- Receive unemployment benefits. Their unemployment benefits are a percentage of their benefit rate equal to the percentage of the reduction in their hours. For instance, if hours and wages are reduced 20 percent, workers are eligible for 20 percent of their unemployment insurance benefit rate. Each worker's benefit rate is calculated based on past earnings.
- Receive a percentage of dependency allowance under certain conditions. An allowance of $25 per dependent child is available for workers who are the whole or main support for any children who are:
- Under the age of 18;
- Under the age of 24 and a full-time student at an educational institution;
- Over the age of 18 and incapacitated due to a mental or physical disability.
Under WorkSharing, an employee whose regular work hours are reduced 20 percent and who has dependent children, would receive 20 percent of the regular dependency allowance, along with the 20 percent of their unemployment insurance benefits.
- Receive their regular health insurance benefits.
- For workers who are working a part-time second job, there is also a generous disregard of part-time earnings before any deductions are made from the WorkSharing benefits.
Your Checklist for Developing a WorkSharing Plan
- You must specify the unit or units that will participate in WorkSharing.
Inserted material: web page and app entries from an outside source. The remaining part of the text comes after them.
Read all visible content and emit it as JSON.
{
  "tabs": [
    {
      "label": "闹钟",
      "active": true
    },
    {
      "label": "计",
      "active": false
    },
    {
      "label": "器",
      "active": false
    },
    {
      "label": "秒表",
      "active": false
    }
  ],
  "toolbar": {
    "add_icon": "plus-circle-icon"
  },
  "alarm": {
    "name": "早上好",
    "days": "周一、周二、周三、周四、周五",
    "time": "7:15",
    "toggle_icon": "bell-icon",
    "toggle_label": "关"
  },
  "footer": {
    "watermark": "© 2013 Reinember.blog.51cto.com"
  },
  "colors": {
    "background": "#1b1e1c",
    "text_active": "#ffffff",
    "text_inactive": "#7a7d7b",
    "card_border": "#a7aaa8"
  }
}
These employees must work in a clearly defined, group. The group can be your entire company, a facility, department, shift, job function or another definable unit with at least two employees.
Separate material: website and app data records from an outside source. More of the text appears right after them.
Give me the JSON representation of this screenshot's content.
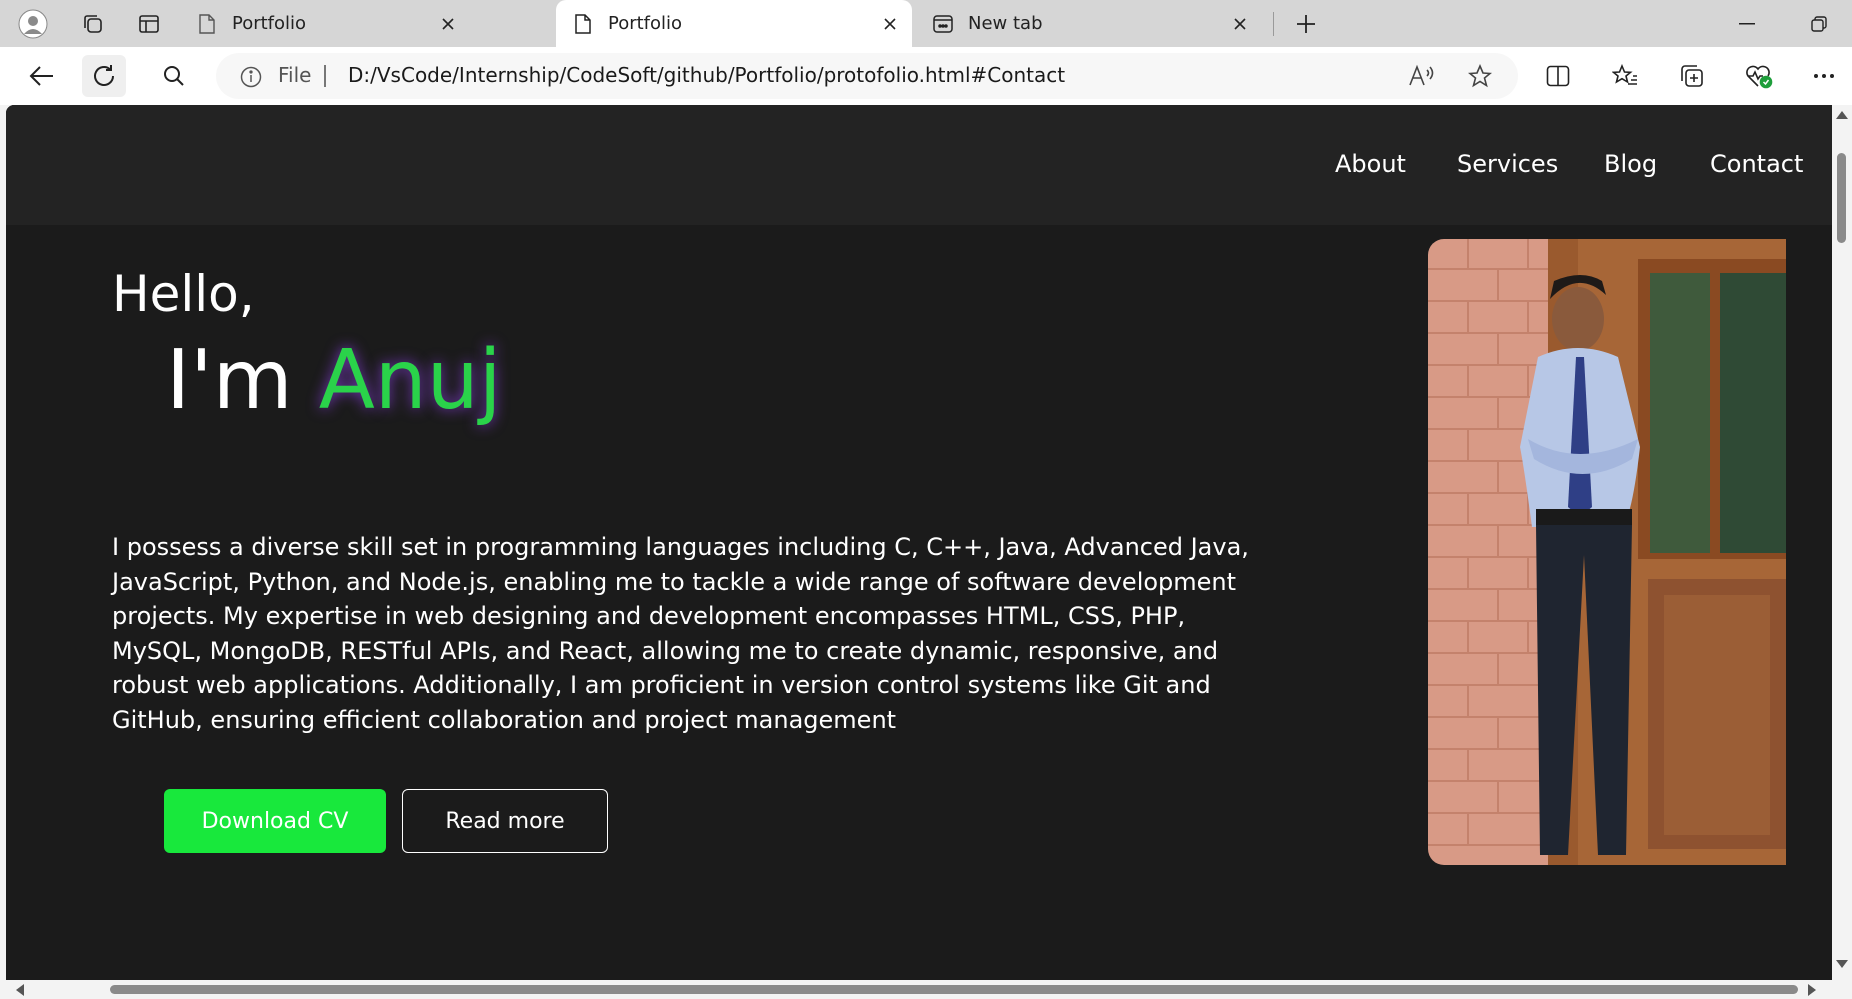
{
  "browser": {
    "tabs": [
      {
        "title": "Portfolio",
        "icon": "page-icon",
        "active": false
      },
      {
        "title": "Portfolio",
        "icon": "page-icon",
        "active": true
      },
      {
        "title": "New tab",
        "icon": "new-tab-page-icon",
        "active": false
      }
    ],
    "address_bar": {
      "protocol_label": "File",
      "url": "D:/VsCode/Internship/CodeSoft/github/Portfolio/protofolio.html#Contact"
    }
  },
  "page": {
    "nav": [
      "About",
      "Services",
      "Blog",
      "Contact"
    ],
    "hero": {
      "greeting": "Hello,",
      "intro_prefix": "I'm",
      "name": "Anuj",
      "bio": "I possess a diverse skill set in programming languages including C, C++, Java, Advanced Java, JavaScript, Python, and Node.js, enabling me to tackle a wide range of software development projects. My expertise in web designing and development encompasses HTML, CSS, PHP, MySQL, MongoDB, RESTful APIs, and React, allowing me to create dynamic, responsive, and robust web applications. Additionally, I am proficient in version control systems like Git and GitHub, ensuring efficient collaboration and project management",
      "primary_button": "Download CV",
      "secondary_button": "Read more"
    },
    "colors": {
      "background": "#1b1b1b",
      "nav_background": "#232323",
      "accent_green": "#18e83c",
      "name_green": "#2ad34a",
      "name_glow": "#9b46ff"
    }
  }
}
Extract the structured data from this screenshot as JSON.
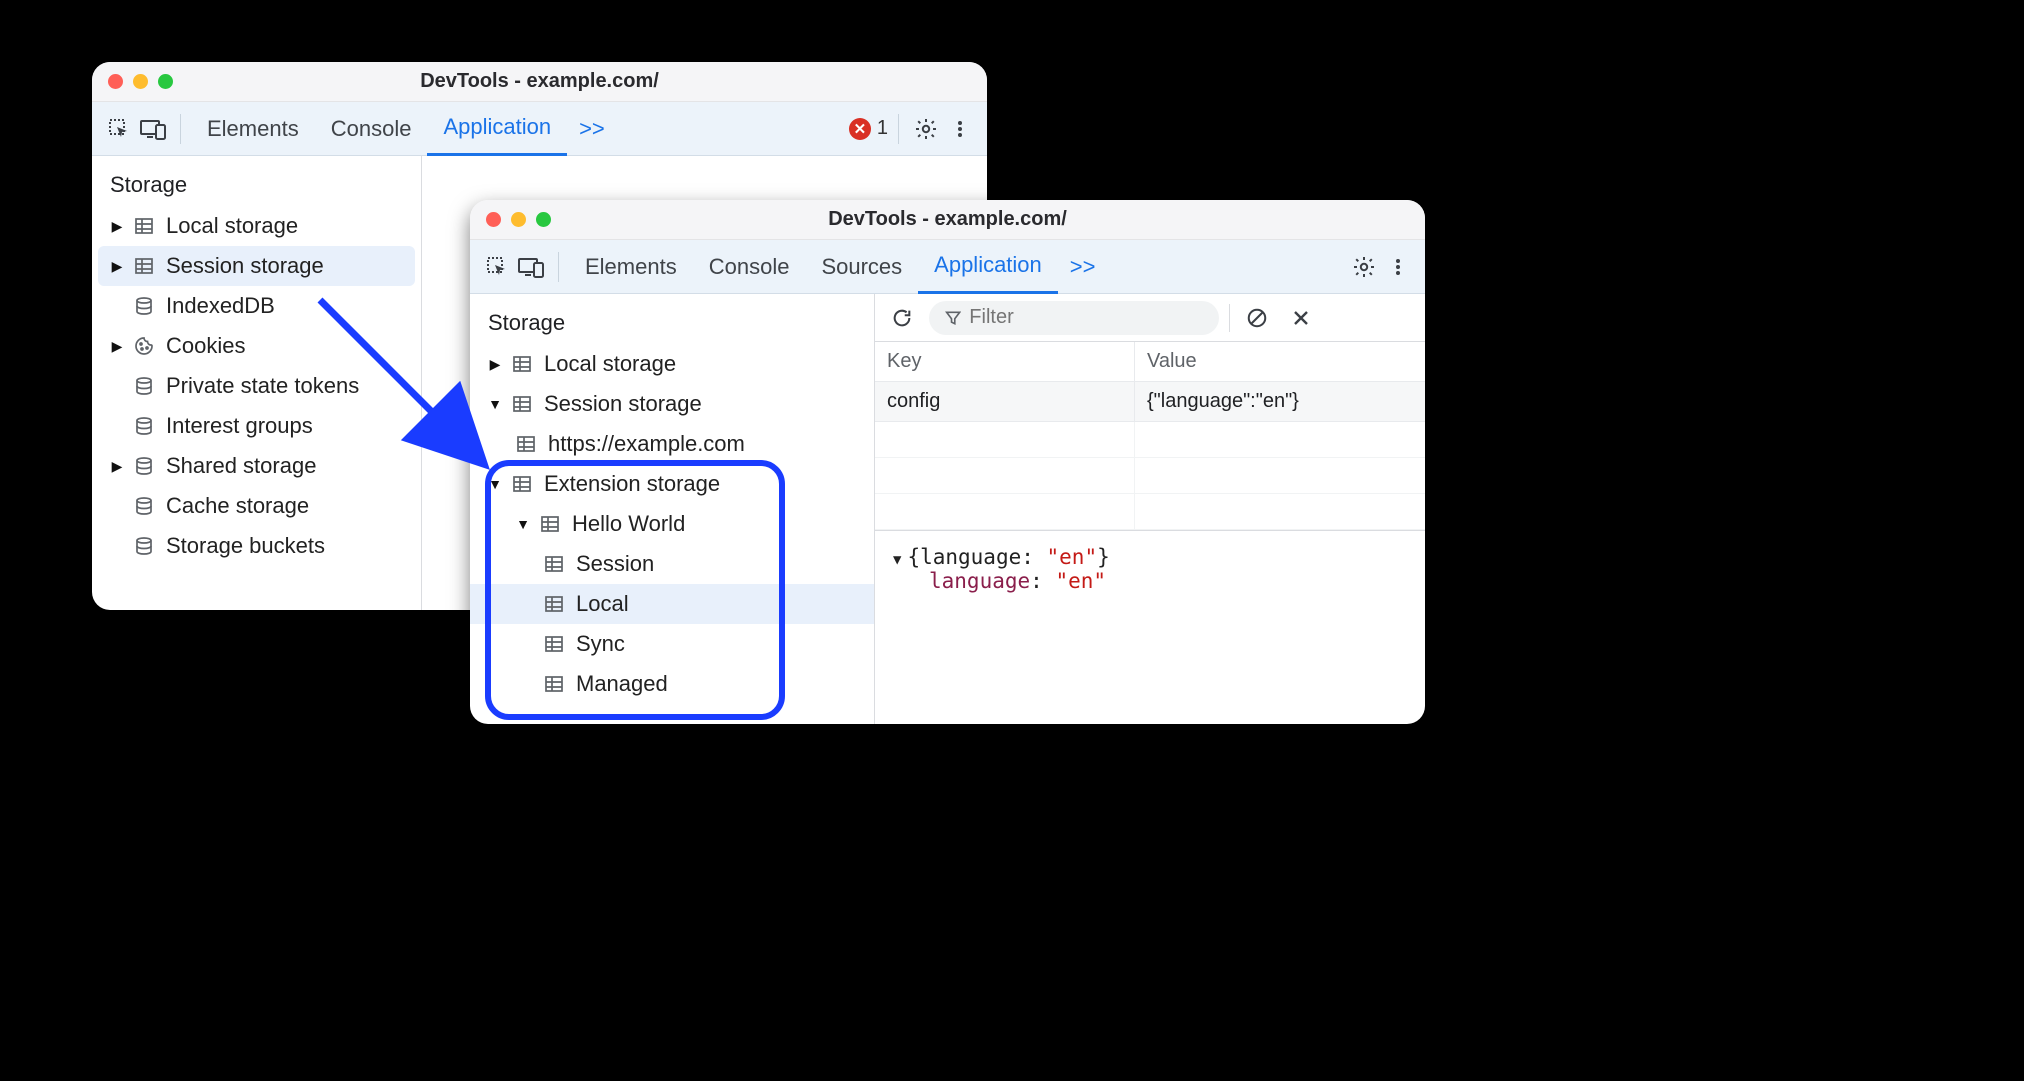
{
  "window1": {
    "title": "DevTools - example.com/",
    "tabs": {
      "elements": "Elements",
      "console": "Console",
      "application": "Application"
    },
    "more": ">>",
    "error_count": "1",
    "storage_header": "Storage",
    "items": {
      "local": "Local storage",
      "session": "Session storage",
      "indexed": "IndexedDB",
      "cookies": "Cookies",
      "pst": "Private state tokens",
      "ig": "Interest groups",
      "shared": "Shared storage",
      "cache": "Cache storage",
      "buckets": "Storage buckets"
    }
  },
  "window2": {
    "title": "DevTools - example.com/",
    "tabs": {
      "elements": "Elements",
      "console": "Console",
      "sources": "Sources",
      "application": "Application"
    },
    "more": ">>",
    "storage_header": "Storage",
    "filter_placeholder": "Filter",
    "items": {
      "local": "Local storage",
      "session": "Session storage",
      "session_child": "https://example.com",
      "ext": "Extension storage",
      "hello": "Hello World",
      "h_session": "Session",
      "h_local": "Local",
      "h_sync": "Sync",
      "h_managed": "Managed"
    },
    "table": {
      "key_h": "Key",
      "val_h": "Value",
      "row_key": "config",
      "row_val": "{\"language\":\"en\"}"
    },
    "json": {
      "line1_pre": "{language: ",
      "line1_val": "\"en\"",
      "line1_post": "}",
      "line2_k": "language",
      "line2_sep": ": ",
      "line2_v": "\"en\""
    }
  }
}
- You must certify that the reduction in work hours is in lieu of layoffs, and give the reason for the expected duration of the work reduction. Decide in advance the duration of your WorkSharing plan. It can range from one to 26 weeks.
- You must specify the beginning and end dates. Your start date must be at least three weeks from the date of your application. Because unemployment insurance benefits are paid for weeks beginning on Sundays and ending on Saturdays, your plan must have a Sunday starting 3 weeks after your application date and a Saturday end date.
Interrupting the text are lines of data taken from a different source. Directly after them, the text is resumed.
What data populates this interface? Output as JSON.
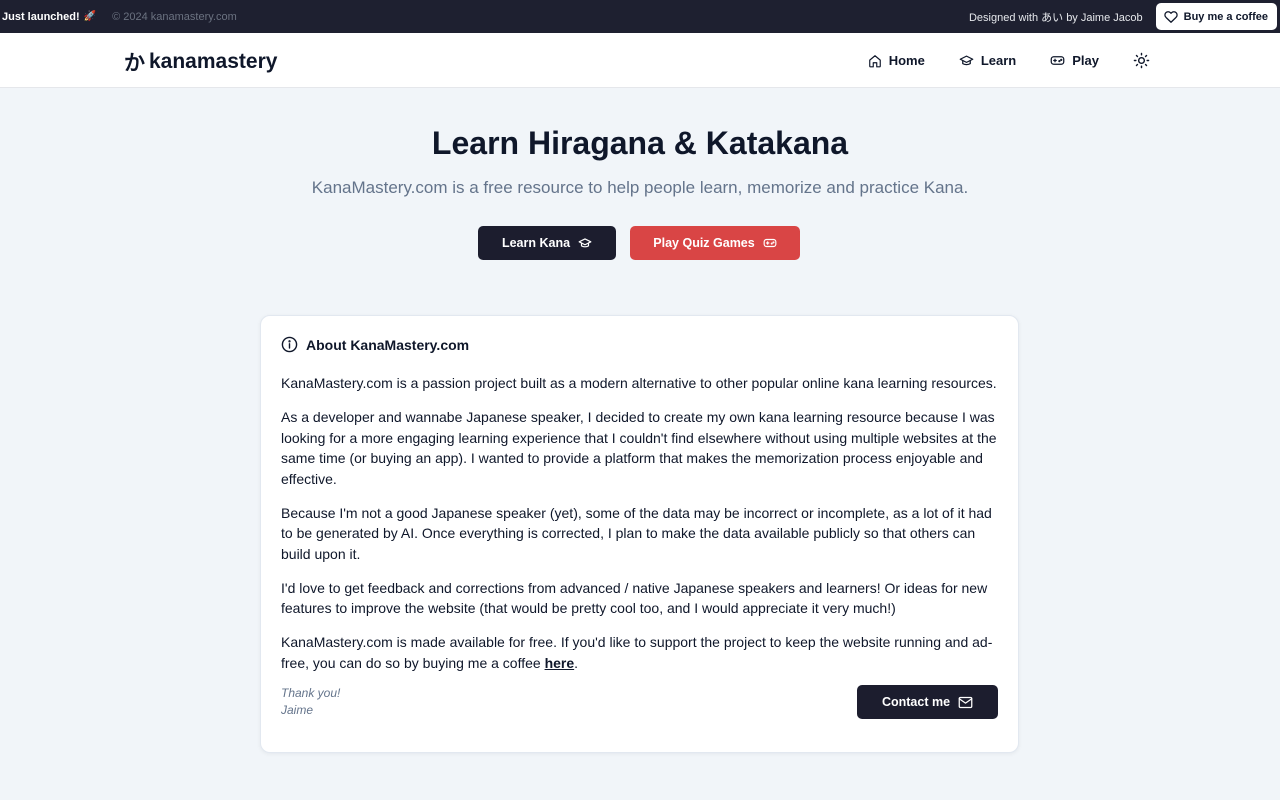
{
  "topbar": {
    "launched_label": "Just launched!",
    "launched_emoji": "🚀",
    "copyright": "© 2024 kanamastery.com",
    "designed_by": "Designed with あい by Jaime Jacob",
    "coffee_button": "Buy me a coffee",
    "background_color": "#1e2030"
  },
  "header": {
    "logo_kana": "か",
    "logo_text": "kanamastery",
    "nav": [
      {
        "label": "Home",
        "icon": "home-icon"
      },
      {
        "label": "Learn",
        "icon": "graduation-cap-icon"
      },
      {
        "label": "Play",
        "icon": "gamepad-icon"
      }
    ],
    "theme_icon": "sun-icon"
  },
  "hero": {
    "title": "Learn Hiragana & Katakana",
    "subtitle": "KanaMastery.com is a free resource to help people learn, memorize and practice Kana.",
    "learn_button": "Learn Kana",
    "play_button": "Play Quiz Games",
    "dark_button_color": "#1c1d2e",
    "red_button_color": "#d94545"
  },
  "about": {
    "title": "About KanaMastery.com",
    "paragraphs": [
      "KanaMastery.com is a passion project built as a modern alternative to other popular online kana learning resources.",
      "As a developer and wannabe Japanese speaker, I decided to create my own kana learning resource because I was looking for a more engaging learning experience that I couldn't find elsewhere without using multiple websites at the same time (or buying an app). I wanted to provide a platform that makes the memorization process enjoyable and effective.",
      "Because I'm not a good Japanese speaker (yet), some of the data may be incorrect or incomplete, as a lot of it had to be generated by AI. Once everything is corrected, I plan to make the data available publicly so that others can build upon it.",
      "I'd love to get feedback and corrections from advanced / native Japanese speakers and learners! Or ideas for new features to improve the website (that would be pretty cool too, and I would appreciate it very much!)"
    ],
    "support_text": "KanaMastery.com is made available for free. If you'd like to support the project to keep the website running and ad-free, you can do so by buying me a coffee ",
    "support_link": "here",
    "support_end": ".",
    "signoff_line1": "Thank you!",
    "signoff_line2": "Jaime",
    "contact_button": "Contact me"
  }
}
- You must identify the employees in the affected unit by name, social security number, the normal weekly hours of work, and the proposed reduction in working hours. All employees in the affected unit must be included in the WorkSharing plan and all must have the same reduction in hours.
- You must apply the plan to only full-time and permanent part-time employees. Seasonal employees may not participate in WorkSharing.
- If the workers are covered by collective bargaining, the union must agree to your WorkSharing plan. It is best to consult with the union early in the process. When you file a WorkSharing application, you will need to have the signatures of the appropriate union officials.
- The reduction in the normal weekly hours must be shared equally by all workers in the unit or units you have defined. The reduction in hours may range from 10 percent to 60 percent.
- You must continue to provide the same health insurance benefits to the employees in the affected units. This means that their health insurance benefits cannot be changed because of their reduced hours of work.
- You must continue to provide retirement benefits (under a benefit pension plan as defined in Section 3 (35) of the Employee Retirement Income Security Act of 1974 to any employees participating in WorkSharing. You are required to explain any reduction in retirement benefits.
- You must be up-to-date with unemployment contributions, payments in lieu of contributions, interest or penalty charges due the Department of Employment and Training.
- You must agree to furnish all reports and information necessary for the administration of your plan, and permit access to all records that are necessary to verify and evaluate the plan.
Changing or Discontinuing Your WorkSharing Plan
- You can terminate an approved plan at any time.
- DUA can revoke a plan with good cause. Examples of good cause are:
- Failure to comply with the assurances given in the plan.
- Unreasonable revision of the productivity standards for the affected unit.
- Conduct or occurrences that are intended to defeat the purpose and effective operation of the plan.
- Violation of the criteria on which the plan was approved.
- If you need to make changes to your plan, you must notify the WorkSharing Department within two days of the proposed change. You must also follow up with a modified WorkSharing Plan application.
How WorkSharing Affects Your Unemployment Insurance Contributions
- If your account reserve is positive, unemployment insurance benefits paid to your employees under an approved WorkSharing plan are charged the same way as regular unemployment benefits.
- If your account reserve is negative, you will be charged dollar-for-dollar for benefits paid to your employees. The charges will include any dependency allowance paid.
- If your organization reimburses DUA for unemployment insurance benefits paid in lieu of contributions you will be charged dollar-for-dollar for WorkSharing benefits paid to your employees.
- If any WorkSharing benefits are improperly paid as a result of misleading or misrepresented information submitted by your company, your business or organization is liable for the repayment of those benefits.